◆ Your instructions: Output the data verbatim, with nothing added or dropped.

◆ Data listing:
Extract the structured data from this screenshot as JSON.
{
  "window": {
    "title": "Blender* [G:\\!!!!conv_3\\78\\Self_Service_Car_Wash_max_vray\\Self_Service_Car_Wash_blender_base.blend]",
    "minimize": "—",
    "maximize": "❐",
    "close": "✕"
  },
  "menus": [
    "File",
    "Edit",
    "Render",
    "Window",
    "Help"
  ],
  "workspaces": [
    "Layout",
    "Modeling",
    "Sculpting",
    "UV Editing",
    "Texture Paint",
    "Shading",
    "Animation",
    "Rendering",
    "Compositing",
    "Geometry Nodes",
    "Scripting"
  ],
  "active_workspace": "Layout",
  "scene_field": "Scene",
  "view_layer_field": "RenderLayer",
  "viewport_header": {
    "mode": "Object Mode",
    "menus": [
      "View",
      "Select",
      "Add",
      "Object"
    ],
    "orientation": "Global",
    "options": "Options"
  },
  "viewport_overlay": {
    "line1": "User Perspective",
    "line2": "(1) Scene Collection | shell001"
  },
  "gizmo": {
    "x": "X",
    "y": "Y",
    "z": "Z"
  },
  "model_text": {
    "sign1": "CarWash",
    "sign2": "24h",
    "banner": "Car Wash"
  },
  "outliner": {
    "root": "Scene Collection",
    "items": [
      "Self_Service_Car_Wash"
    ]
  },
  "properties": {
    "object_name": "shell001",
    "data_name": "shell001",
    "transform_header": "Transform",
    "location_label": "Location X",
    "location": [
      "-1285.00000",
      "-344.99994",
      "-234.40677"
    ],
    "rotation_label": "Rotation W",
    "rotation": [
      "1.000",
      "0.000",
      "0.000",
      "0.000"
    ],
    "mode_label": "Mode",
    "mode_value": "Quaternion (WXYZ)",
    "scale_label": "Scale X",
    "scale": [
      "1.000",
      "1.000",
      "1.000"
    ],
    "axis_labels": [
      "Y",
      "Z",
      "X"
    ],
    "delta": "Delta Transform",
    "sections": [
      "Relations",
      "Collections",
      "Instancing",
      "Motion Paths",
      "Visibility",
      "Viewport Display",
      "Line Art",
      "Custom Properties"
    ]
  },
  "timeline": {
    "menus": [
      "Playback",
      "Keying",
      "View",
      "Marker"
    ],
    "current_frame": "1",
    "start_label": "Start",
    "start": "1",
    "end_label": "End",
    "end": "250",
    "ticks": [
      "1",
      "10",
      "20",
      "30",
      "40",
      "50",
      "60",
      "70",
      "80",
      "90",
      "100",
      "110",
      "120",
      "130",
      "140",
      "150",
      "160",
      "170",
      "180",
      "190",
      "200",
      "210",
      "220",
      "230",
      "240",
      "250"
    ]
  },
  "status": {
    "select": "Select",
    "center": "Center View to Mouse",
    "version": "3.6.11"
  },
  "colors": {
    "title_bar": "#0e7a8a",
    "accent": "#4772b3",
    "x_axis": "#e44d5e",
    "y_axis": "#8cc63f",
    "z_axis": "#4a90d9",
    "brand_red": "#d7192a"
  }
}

◆ Expected output:
Extract the structured data from this screenshot as JSON.
{
  "window": {
    "title": "Blender* [G:\\!!!!conv_3\\78\\Self_Service_Car_Wash_max_vray\\Self_Service_Car_Wash_blender_base.blend]",
    "minimize": "—",
    "maximize": "❐",
    "close": "✕"
  },
  "menus": [
    "File",
    "Edit",
    "Render",
    "Window",
    "Help"
  ],
  "workspaces": [
    "Layout",
    "Modeling",
    "Sculpting",
    "UV Editing",
    "Texture Paint",
    "Shading",
    "Animation",
    "Rendering",
    "Compositing",
    "Geometry Nodes",
    "Scripting"
  ],
  "active_workspace": "Layout",
  "scene_field": "Scene",
  "view_layer_field": "RenderLayer",
  "viewport_header": {
    "mode": "Object Mode",
    "menus": [
      "View",
      "Select",
      "Add",
      "Object"
    ],
    "orientation": "Global",
    "options": "Options"
  },
  "viewport_overlay": {
    "line1": "User Perspective",
    "line2": "(1) Scene Collection | shell001"
  },
  "gizmo": {
    "x": "X",
    "y": "Y",
    "z": "Z"
  },
  "model_text": {
    "sign1": "CarWash",
    "sign2": "24h",
    "banner": "Car Wash"
  },
  "outliner": {
    "root": "Scene Collection",
    "items": [
      "Self_Service_Car_Wash"
    ]
  },
  "properties": {
    "object_name": "shell001",
    "data_name": "shell001",
    "transform_header": "Transform",
    "location_label": "Location X",
    "location": [
      "-1285.00000",
      "-344.99994",
      "-234.40677"
    ],
    "rotation_label": "Rotation W",
    "rotation": [
      "1.000",
      "0.000",
      "0.000",
      "0.000"
    ],
    "mode_label": "Mode",
    "mode_value": "Quaternion (WXYZ)",
    "scale_label": "Scale X",
    "scale": [
      "1.000",
      "1.000",
      "1.000"
    ],
    "axis_labels": [
      "Y",
      "Z",
      "X"
    ],
    "delta": "Delta Transform",
    "sections": [
      "Relations",
      "Collections",
      "Instancing",
      "Motion Paths",
      "Visibility",
      "Viewport Display",
      "Line Art",
      "Custom Properties"
    ]
  },
  "timeline": {
    "menus": [
      "Playback",
      "Keying",
      "View",
      "Marker"
    ],
    "current_frame": "1",
    "start_label": "Start",
    "start": "1",
    "end_label": "End",
    "end": "250",
    "ticks": [
      "1",
      "10",
      "20",
      "30",
      "40",
      "50",
      "60",
      "70",
      "80",
      "90",
      "100",
      "110",
      "120",
      "130",
      "140",
      "150",
      "160",
      "170",
      "180",
      "190",
      "200",
      "210",
      "220",
      "230",
      "240",
      "250"
    ]
  },
  "status": {
    "select": "Select",
    "center": "Center View to Mouse",
    "version": "3.6.11"
  },
  "colors": {
    "title_bar": "#0e7a8a",
    "accent": "#4772b3",
    "x_axis": "#e44d5e",
    "y_axis": "#8cc63f",
    "z_axis": "#4a90d9",
    "brand_red": "#d7192a"
  }
}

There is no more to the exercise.